City and Niagara County officials will meet next week to discuss the county's offer of $425,000 worth of free radios for the Lockport's Police and Fire departments.

The offer was made as part of the county's planned new $10 million emergency radio system, which is to include a tower at the city's compost plant.

In the future, the county's radios would be far more expensive to replace than the ones the city has now, Police Chief Lawrence M. Eggert said after a 40-minute closed-door session Wednesday with Fire Chief Thomas J. Passuite and the Common Council.

County Manager Jeffrey M. Glatz sent Lockport a letter last Friday making the offer of new radios and giving the city seven days to respond.

Eggert and Mayor Michael W. Tucker said their response was a request for more information.

Tucker said Thursday that Glatz, who did not return calls from The Buffalo News on the issue, emailed back with a proposal for the meeting.

"There's a lack of transparency," Eggert said. "We need more information, and we need it in writing. Right now it's a wink and a nod: 'Here's your free radios.' "

"We have a lot of questions," Tucker said. "I don't think any of us are stonewalling or being obstructionist."

"We're very content with the way things are," Passuite said Thursday. "About seven years ago we upgraded our radio system and it's been a 100 percent improvement."

He said firefighters now can communicate well inside several large buildings that gave them trouble before, and can be heard below the Niagara Escarpment, where there is a cluster of chemical plants.

Eggert said portable radios for officers last three to five years, and the ones the city has now cost $449. The county's radios will cost $4,100 each, Sheriff James R. Voutour said.

"They're close to top of the line," the sheriff said, adding he wanted the best warranties and performance he could get.

Mobile radios in police cars last a few years longer. The city's current model costs $2,000, while the county's new ones would cost $7,500 each, Eggert said.

"Even though it's free, we have to factor in the legacy costs," Eggert said.

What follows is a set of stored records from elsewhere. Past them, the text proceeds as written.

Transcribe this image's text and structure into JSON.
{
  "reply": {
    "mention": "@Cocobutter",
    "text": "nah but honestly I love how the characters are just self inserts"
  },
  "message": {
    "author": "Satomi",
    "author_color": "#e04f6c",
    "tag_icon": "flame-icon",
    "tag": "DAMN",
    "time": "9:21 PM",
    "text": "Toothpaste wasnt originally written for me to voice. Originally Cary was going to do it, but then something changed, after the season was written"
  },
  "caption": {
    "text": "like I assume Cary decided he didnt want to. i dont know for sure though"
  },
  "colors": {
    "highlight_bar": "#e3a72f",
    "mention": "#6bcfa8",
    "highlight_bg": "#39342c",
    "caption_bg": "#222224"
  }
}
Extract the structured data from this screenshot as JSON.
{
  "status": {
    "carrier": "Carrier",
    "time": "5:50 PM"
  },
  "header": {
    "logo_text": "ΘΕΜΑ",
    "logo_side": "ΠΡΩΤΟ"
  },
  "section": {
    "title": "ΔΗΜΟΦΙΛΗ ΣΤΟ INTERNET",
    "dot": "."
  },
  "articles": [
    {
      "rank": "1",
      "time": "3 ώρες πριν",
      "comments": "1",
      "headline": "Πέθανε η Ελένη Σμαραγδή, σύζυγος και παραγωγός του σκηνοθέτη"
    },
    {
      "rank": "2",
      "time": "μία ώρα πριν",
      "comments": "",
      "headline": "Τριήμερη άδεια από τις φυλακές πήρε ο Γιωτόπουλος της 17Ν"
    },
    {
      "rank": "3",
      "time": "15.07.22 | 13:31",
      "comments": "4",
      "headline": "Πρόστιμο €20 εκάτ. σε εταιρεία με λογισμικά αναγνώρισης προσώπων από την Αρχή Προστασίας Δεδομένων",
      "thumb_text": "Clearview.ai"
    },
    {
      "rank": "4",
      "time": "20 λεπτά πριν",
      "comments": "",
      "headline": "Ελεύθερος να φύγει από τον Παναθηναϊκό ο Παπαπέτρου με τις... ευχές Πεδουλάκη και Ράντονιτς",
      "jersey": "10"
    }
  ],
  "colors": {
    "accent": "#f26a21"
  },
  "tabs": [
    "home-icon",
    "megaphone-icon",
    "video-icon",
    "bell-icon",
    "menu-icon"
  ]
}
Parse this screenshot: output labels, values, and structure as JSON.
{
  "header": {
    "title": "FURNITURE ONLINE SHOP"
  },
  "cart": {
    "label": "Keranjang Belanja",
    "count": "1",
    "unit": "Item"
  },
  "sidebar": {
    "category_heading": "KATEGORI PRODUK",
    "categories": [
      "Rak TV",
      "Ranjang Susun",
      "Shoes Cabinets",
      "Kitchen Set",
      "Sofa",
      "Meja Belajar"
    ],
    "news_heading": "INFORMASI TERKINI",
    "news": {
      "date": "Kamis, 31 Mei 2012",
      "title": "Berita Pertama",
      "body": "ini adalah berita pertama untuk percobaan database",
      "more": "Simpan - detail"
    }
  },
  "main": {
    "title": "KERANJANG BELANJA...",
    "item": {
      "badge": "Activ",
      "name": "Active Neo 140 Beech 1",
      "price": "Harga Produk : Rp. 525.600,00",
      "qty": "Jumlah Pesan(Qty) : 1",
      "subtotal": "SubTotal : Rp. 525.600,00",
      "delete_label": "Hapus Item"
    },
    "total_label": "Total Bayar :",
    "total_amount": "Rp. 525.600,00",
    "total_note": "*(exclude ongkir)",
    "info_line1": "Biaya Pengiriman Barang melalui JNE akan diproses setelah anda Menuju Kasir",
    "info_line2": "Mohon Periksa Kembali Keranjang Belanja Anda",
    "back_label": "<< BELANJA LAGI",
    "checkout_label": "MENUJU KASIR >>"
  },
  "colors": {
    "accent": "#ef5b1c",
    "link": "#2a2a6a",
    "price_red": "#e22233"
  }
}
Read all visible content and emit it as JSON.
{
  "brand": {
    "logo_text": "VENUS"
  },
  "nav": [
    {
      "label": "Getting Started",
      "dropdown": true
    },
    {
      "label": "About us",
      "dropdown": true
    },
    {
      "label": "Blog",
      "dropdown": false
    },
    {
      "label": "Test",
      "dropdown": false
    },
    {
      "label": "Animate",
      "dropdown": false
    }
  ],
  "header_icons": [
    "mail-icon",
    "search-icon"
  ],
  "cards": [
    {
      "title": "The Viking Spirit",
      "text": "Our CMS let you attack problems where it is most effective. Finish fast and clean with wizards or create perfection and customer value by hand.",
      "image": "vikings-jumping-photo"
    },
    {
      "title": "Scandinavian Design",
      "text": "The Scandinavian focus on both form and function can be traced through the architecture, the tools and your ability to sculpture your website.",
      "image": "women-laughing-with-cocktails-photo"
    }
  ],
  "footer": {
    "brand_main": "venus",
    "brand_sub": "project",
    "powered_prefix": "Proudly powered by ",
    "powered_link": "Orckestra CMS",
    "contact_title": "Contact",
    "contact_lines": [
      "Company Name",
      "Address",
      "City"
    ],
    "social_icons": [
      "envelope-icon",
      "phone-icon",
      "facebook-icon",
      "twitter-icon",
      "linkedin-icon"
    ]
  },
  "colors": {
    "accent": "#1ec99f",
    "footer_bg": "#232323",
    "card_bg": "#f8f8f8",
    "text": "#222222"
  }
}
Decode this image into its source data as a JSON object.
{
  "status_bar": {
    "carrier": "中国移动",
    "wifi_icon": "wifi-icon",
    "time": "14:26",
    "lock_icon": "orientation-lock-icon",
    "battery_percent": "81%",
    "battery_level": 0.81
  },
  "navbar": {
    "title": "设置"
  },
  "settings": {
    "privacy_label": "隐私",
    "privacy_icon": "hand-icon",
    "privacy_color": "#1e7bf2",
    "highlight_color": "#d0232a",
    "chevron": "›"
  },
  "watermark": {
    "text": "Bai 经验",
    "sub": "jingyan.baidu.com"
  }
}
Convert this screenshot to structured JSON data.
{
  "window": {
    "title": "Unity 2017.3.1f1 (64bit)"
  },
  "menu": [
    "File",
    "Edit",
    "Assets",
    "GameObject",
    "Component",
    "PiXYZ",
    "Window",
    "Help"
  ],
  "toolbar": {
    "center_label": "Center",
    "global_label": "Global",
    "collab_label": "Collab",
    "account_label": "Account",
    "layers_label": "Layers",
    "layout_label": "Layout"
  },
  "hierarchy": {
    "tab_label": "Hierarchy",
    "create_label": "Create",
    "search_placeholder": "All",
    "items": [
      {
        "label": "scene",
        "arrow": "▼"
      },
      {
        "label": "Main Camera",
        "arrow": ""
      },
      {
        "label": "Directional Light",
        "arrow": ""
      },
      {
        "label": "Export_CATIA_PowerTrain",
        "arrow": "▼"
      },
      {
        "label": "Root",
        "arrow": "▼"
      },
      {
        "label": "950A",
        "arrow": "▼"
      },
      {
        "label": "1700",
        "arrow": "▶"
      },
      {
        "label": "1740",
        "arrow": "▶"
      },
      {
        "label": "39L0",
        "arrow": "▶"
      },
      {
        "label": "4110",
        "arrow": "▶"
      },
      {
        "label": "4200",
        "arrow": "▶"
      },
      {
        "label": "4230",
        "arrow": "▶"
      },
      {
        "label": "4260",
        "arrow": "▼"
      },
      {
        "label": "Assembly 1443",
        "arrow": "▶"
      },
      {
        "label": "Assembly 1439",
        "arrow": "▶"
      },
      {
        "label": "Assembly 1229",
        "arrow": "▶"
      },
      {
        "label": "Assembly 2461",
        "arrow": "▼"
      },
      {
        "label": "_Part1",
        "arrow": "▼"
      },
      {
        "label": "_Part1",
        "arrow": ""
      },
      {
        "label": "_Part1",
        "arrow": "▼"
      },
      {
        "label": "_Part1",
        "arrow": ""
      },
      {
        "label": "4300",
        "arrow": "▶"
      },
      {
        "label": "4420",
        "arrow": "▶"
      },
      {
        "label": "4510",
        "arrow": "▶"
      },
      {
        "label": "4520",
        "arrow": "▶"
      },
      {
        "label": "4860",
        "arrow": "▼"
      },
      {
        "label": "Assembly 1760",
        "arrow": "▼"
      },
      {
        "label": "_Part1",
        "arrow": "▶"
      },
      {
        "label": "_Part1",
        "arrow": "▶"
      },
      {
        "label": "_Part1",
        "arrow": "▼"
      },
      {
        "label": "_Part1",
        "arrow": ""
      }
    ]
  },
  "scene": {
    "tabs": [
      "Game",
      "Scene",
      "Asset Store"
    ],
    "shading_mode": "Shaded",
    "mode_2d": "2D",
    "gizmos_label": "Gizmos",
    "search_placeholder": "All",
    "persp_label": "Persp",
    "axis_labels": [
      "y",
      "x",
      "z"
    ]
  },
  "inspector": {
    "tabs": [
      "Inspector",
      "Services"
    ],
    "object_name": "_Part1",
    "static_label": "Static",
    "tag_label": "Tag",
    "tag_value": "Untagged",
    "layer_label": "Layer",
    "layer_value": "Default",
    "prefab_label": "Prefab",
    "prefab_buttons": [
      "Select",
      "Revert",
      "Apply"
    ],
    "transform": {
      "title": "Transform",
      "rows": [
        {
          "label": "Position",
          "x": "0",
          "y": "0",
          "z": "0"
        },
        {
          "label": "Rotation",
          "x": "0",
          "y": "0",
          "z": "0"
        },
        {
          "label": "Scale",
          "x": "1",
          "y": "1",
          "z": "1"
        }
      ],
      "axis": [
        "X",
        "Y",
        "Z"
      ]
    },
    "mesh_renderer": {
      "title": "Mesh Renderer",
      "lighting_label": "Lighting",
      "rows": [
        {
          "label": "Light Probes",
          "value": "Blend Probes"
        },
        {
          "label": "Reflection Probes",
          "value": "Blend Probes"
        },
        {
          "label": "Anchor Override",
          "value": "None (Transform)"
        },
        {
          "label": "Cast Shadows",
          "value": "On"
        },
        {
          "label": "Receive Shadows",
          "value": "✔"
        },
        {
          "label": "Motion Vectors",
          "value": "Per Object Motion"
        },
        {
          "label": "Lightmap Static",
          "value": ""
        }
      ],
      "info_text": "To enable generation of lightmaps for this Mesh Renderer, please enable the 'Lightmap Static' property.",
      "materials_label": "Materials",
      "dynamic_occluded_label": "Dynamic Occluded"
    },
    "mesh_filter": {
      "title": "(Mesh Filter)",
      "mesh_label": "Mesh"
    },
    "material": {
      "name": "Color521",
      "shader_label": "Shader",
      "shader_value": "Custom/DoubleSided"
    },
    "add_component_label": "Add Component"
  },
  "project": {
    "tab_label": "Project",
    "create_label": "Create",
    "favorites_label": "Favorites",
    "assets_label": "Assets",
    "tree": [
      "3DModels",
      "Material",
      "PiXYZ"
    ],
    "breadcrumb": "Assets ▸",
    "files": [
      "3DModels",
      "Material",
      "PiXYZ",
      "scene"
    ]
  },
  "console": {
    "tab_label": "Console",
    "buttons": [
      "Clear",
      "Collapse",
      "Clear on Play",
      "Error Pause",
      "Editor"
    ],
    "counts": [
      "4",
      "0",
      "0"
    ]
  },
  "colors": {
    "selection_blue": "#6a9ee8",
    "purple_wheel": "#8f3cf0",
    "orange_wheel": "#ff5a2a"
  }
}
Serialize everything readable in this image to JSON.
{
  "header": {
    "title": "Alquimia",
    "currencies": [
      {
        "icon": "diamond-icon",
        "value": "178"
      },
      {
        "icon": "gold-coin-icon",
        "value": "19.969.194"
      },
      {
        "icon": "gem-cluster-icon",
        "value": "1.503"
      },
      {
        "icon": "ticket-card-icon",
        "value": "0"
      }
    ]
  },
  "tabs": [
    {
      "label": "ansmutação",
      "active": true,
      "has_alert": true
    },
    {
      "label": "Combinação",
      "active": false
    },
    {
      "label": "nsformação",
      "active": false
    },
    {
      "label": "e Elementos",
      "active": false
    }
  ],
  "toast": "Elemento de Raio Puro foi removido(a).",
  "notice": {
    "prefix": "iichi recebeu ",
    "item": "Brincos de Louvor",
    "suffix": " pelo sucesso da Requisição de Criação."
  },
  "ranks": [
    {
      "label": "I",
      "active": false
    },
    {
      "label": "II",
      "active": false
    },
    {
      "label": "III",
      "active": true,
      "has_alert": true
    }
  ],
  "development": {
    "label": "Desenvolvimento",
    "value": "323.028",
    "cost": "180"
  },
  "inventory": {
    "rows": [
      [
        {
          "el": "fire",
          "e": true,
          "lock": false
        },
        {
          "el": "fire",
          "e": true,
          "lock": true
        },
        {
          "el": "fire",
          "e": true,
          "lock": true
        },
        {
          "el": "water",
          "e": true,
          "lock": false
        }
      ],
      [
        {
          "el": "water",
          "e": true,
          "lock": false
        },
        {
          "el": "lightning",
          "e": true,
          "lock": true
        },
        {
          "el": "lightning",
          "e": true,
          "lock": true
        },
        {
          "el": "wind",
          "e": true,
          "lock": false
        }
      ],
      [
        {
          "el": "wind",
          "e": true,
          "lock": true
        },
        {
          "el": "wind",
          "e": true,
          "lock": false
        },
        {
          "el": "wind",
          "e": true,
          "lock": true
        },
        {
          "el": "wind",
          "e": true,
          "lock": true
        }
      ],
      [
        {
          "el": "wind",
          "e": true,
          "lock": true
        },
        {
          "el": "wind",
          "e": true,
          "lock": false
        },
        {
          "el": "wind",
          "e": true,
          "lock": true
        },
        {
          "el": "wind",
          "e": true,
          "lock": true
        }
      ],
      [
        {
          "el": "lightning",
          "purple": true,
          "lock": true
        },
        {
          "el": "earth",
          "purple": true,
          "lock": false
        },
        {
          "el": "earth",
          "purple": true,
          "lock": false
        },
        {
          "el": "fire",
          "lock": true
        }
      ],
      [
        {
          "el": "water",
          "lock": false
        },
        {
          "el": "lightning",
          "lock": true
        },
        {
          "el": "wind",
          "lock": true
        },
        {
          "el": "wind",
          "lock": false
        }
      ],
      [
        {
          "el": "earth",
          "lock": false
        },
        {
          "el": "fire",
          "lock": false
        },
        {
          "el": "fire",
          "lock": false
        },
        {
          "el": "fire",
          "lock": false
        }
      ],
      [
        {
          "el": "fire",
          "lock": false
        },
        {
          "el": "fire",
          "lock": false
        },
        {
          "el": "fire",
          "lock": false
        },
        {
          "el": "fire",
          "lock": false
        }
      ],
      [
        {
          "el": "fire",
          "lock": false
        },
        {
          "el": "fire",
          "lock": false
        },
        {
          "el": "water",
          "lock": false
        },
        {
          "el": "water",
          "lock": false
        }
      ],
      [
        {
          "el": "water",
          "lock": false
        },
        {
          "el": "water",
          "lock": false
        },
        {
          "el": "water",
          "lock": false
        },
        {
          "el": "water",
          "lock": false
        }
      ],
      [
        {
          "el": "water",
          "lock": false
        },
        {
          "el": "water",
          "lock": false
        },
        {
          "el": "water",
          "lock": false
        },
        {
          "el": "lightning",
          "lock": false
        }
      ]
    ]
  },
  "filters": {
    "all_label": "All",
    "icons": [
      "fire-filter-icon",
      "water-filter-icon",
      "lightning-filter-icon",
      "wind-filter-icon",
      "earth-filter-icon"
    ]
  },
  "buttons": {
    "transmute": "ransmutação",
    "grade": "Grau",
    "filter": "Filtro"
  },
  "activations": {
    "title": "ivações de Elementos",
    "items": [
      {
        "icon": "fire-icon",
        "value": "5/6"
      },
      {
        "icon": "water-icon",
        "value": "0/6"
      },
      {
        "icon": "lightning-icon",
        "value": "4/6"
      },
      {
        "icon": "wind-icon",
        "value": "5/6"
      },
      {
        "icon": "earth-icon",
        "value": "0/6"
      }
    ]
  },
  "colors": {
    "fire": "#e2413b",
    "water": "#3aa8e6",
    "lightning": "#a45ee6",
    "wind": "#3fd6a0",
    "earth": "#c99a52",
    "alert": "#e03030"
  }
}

He said he checked with Motorola, the county's radio contractor, and was told the company won't provide any solutions if, for example, its radios don't work inside a certain building or a particular area of Lockport.

"If something doesn't work, who's going to fix it? If we have to put some $20,000 repeaters on roofs of buildings so our officers are safe, then 'free' isn't so free," the chief said.

Voutour said the tower at the compost plant was included in the county plan specifically to solve such issues. He said putting agencies on the county's new ultra-high frequency 420-megahertz band will result in complete interoperability.

"I pleaded with Larry to go to the 420 and make this county interoperable. I just hope he does," the sheriff said.

Eggert said he's satisfied with the level of interoperability the city has now.